To make the individual images meld together into one seamlessly swipable view, Google had to make sure that no random pedestrians, shadows, or other distractions were visible in any photo. It accomplished that partially by shooting late at night and early in the morning, when its photography project would attract less attention and it could block off sidewalks without crimping the stores’ ability to conduct business. But the company also used a traveling 60-foot black curtain to wall the camera off from everything except the windows.

Shooting window scenes behind the privacy of a big black curtain

Even with all the preparation that Google’s photographers did, some aspects of the shoot were out of their control. “We had a couple of days of rain and high winds,” says Govil. “We had some of that buffered into our planning so we could go back.” At Tiffany, they also had to deal with the fact that Fifth Avenue’s most famous jewelry store is located in close proximity to Trump Tower, where protests were going on in the wake of Donald Trump’s election. “We had to get put on a security list and get sniffed by dogs,” says Art, Copy & Code producer Eric Tao.

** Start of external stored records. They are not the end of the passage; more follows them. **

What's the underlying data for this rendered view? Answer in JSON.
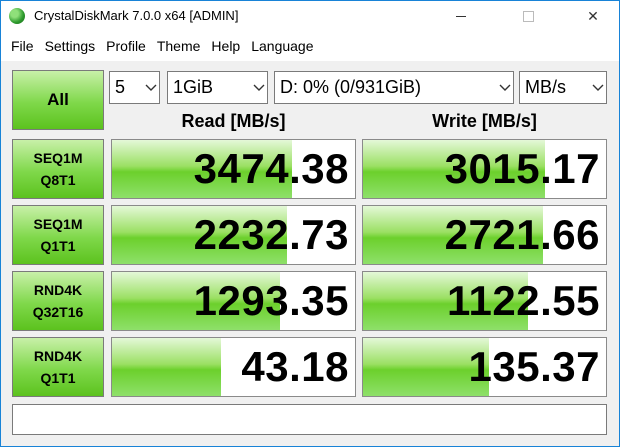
{
  "window": {
    "title": "CrystalDiskMark 7.0.0 x64 [ADMIN]",
    "controls": {
      "close_glyph": "✕"
    }
  },
  "menu": [
    "File",
    "Settings",
    "Profile",
    "Theme",
    "Help",
    "Language"
  ],
  "toolbar": {
    "all_label": "All",
    "count": "5",
    "size": "1GiB",
    "drive": "D: 0% (0/931GiB)",
    "unit": "MB/s"
  },
  "headers": {
    "read": "Read [MB/s]",
    "write": "Write [MB/s]"
  },
  "rows": [
    {
      "line1": "SEQ1M",
      "line2": "Q8T1",
      "read": "3474.38",
      "write": "3015.17",
      "read_fill": 0.74,
      "write_fill": 0.75
    },
    {
      "line1": "SEQ1M",
      "line2": "Q1T1",
      "read": "2232.73",
      "write": "2721.66",
      "read_fill": 0.72,
      "write_fill": 0.74
    },
    {
      "line1": "RND4K",
      "line2": "Q32T16",
      "read": "1293.35",
      "write": "1122.55",
      "read_fill": 0.69,
      "write_fill": 0.68
    },
    {
      "line1": "RND4K",
      "line2": "Q1T1",
      "read": "43.18",
      "write": "135.37",
      "read_fill": 0.45,
      "write_fill": 0.52
    }
  ],
  "colors": {
    "accent_green": "#6cd02c",
    "window_border": "#1883d7",
    "panel_bg": "#f0f0f0"
  },
  "status_text": ""
}
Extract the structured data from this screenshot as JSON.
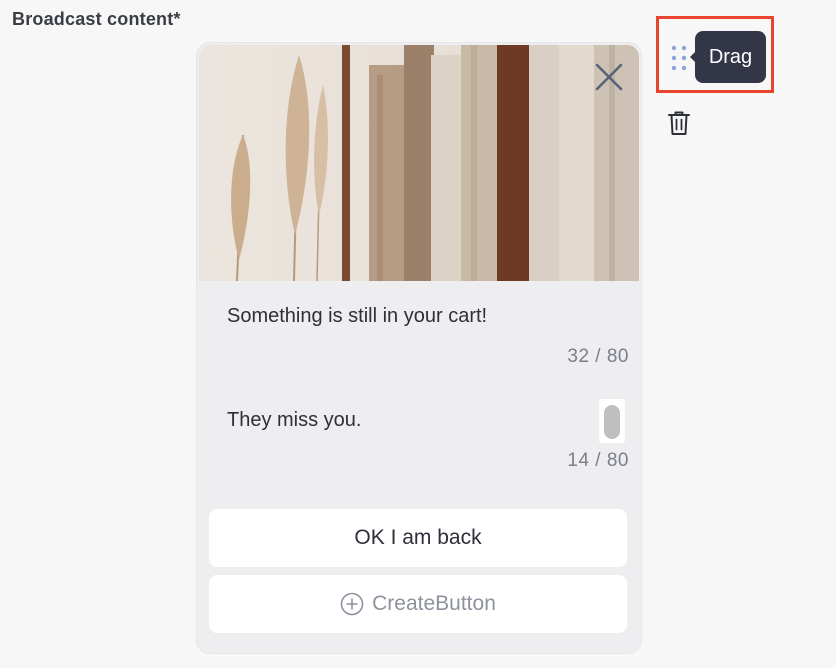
{
  "section": {
    "label": "Broadcast content*"
  },
  "message": {
    "image": {
      "description": "clothing-rack-photo"
    },
    "title_text": "Something is still in your cart!",
    "title_counter": "32 / 80",
    "body_text": "They miss you.",
    "body_counter": "14 / 80"
  },
  "buttons": {
    "primary_label": "OK I am back",
    "create_label": "CreateButton"
  },
  "controls": {
    "drag_tooltip": "Drag"
  },
  "icons": {
    "close": "close-icon",
    "drag": "drag-handle-icon",
    "trash": "trash-icon",
    "plus": "plus-circle-icon"
  },
  "colors": {
    "highlight": "#e8432e",
    "tooltip_bg": "#323647",
    "drag_dots": "#8aa4dc"
  }
}
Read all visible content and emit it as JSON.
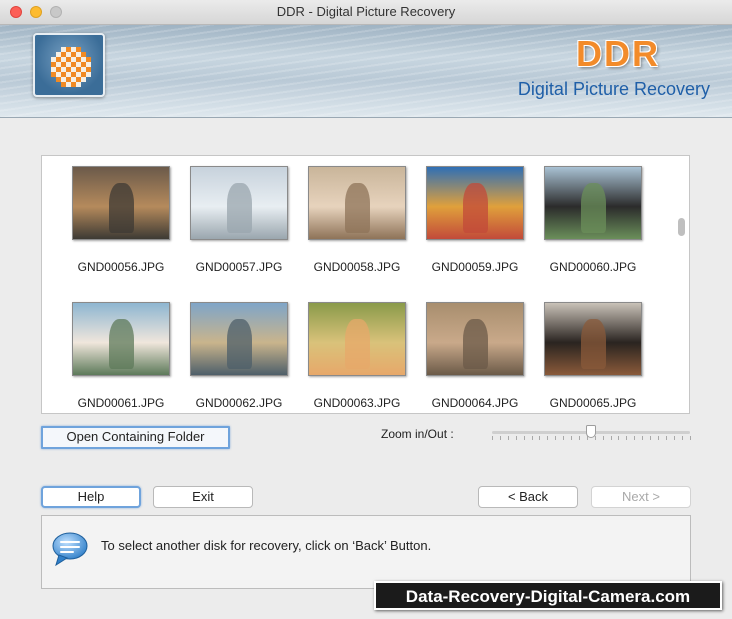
{
  "window": {
    "title": "DDR - Digital Picture Recovery"
  },
  "header": {
    "brand": "DDR",
    "subtitle": "Digital Picture Recovery",
    "brand_color": "#f28b2a",
    "subtitle_color": "#1f5fa8"
  },
  "gallery": {
    "items": [
      {
        "name": "GND00056.JPG"
      },
      {
        "name": "GND00057.JPG"
      },
      {
        "name": "GND00058.JPG"
      },
      {
        "name": "GND00059.JPG"
      },
      {
        "name": "GND00060.JPG"
      },
      {
        "name": "GND00061.JPG"
      },
      {
        "name": "GND00062.JPG"
      },
      {
        "name": "GND00063.JPG"
      },
      {
        "name": "GND00064.JPG"
      },
      {
        "name": "GND00065.JPG"
      }
    ]
  },
  "actions": {
    "open_folder_label": "Open Containing Folder",
    "zoom_label": "Zoom in/Out :",
    "zoom_level": 0.5
  },
  "nav": {
    "help_label": "Help",
    "exit_label": "Exit",
    "back_label": "< Back",
    "next_label": "Next >"
  },
  "info": {
    "message": "To select another disk for recovery, click on ‘Back’ Button.",
    "icon": "speech-bubble-icon"
  },
  "watermark": {
    "text": "Data-Recovery-Digital-Camera.com"
  }
}
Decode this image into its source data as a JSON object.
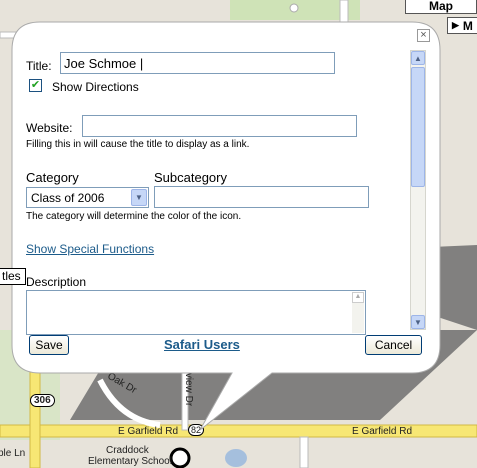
{
  "map": {
    "map_button": "Map",
    "more_button": "M",
    "labels": {
      "road_left": "ple Ln",
      "garfield_center": "E Garfield Rd",
      "garfield_right": "E Garfield Rd",
      "school_line1": "Craddock",
      "school_line2": "Elementary School",
      "oak": "Oak Dr",
      "view": "view Dr",
      "route": "306",
      "route_small": "82",
      "titles_tab": "tles"
    }
  },
  "form": {
    "title_label": "Title:",
    "title_value": "Joe Schmoe |",
    "show_directions_label": "Show Directions",
    "show_directions_checked": true,
    "website_label": "Website:",
    "website_value": "",
    "website_hint": "Filling this in will cause the title to display as a link.",
    "category_label": "Category",
    "category_value": "Class of 2006",
    "subcategory_label": "Subcategory",
    "subcategory_value": "",
    "category_hint": "The category will determine the color of the icon.",
    "special_functions_link": "Show Special Functions",
    "description_label": "Description",
    "description_value": ""
  },
  "buttons": {
    "save": "Save",
    "safari_users": "Safari Users",
    "cancel": "Cancel"
  },
  "icons": {
    "close": "close-icon",
    "dropdown": "chevron-down-icon",
    "checkbox": "checkmark-icon",
    "play": "play-icon"
  },
  "colors": {
    "link": "#1c5b8a",
    "accent": "#c6d7f7",
    "road_yellow": "#f7e774",
    "popup_bg": "#ffffff"
  }
}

Along with the guided view it shot with the Canon SLR, Google also produced a 360-degree version of each window, which you can switch to on a smartphone, tablet, or PC, or view in 3D on a Google Cardboard or Daydream VR viewer. Created using Google’s own Jump rig–which packs 16 GoPro cameras–these views amount to a cinéma-vérité mode, since you can rotate your perspective from the windows themselves to see the gawking spectators and sidewalk barriers that Google carefully masked out of the main view. (Audio of chattering pedestrians and honking taxis is optional.)

For Google, Window Wonderland’s technical challenges didn’t all relate to its New York photographic jaunt. Govil’s engineers also needed to figure out how to pump all that high-res imagery over the internet and onto devices in an efficient manner–no small task, especially given that it was doing so without proprietary apps or plug-ins. “If this were one image it would be like a million pixels wide,” he says. “How do you load that photo and not crash people’s browsers and phones?”


As I tried out a preview version of Window Wonderland over the couple of days immediately preceding its public launch, I could see Google’s engineers wrestling with those challenges. The individual store experiences, which loaded sluggishly at first, became snappier; bugs got squashed; the interface for zooming in evolved. By the end, it all worked.

It all worked so well, in fact, that I ended up hoping that Google repeats the whole process in 2017–and maybe even uses the same technology to bring other experiences to the web. (It could be an engaging way to tour a distant museum, for instance.)

When I talked to Govil as his team was still tweaking this year’s version, he was noncommittal about the project’s future. “Getting this done was an effort in itself,” he told me. “Based on how consumers respond and what we learn from our partners, we may decide to do it again.”

Google may be mulling over its options, but for the retailers responsible for New York’s seasonal displays, time is already a-wasting. “We’re starting on holiday 2017 right now,” says Richard Moore, Tiffany’s VP of creative visual merchandising. “It’s really a year-round project.” Which gives New Yorkers something to look forward to–and maybe the rest of us, too, if Window Wonderland becomes an annual tradition of its own.


About the author

Harry McCracken is the technology editor for Fast Company, based in San Francisco. In past lives, he was editor at large for Time magazine, founder and editor of Technologizer, and editor of PC World.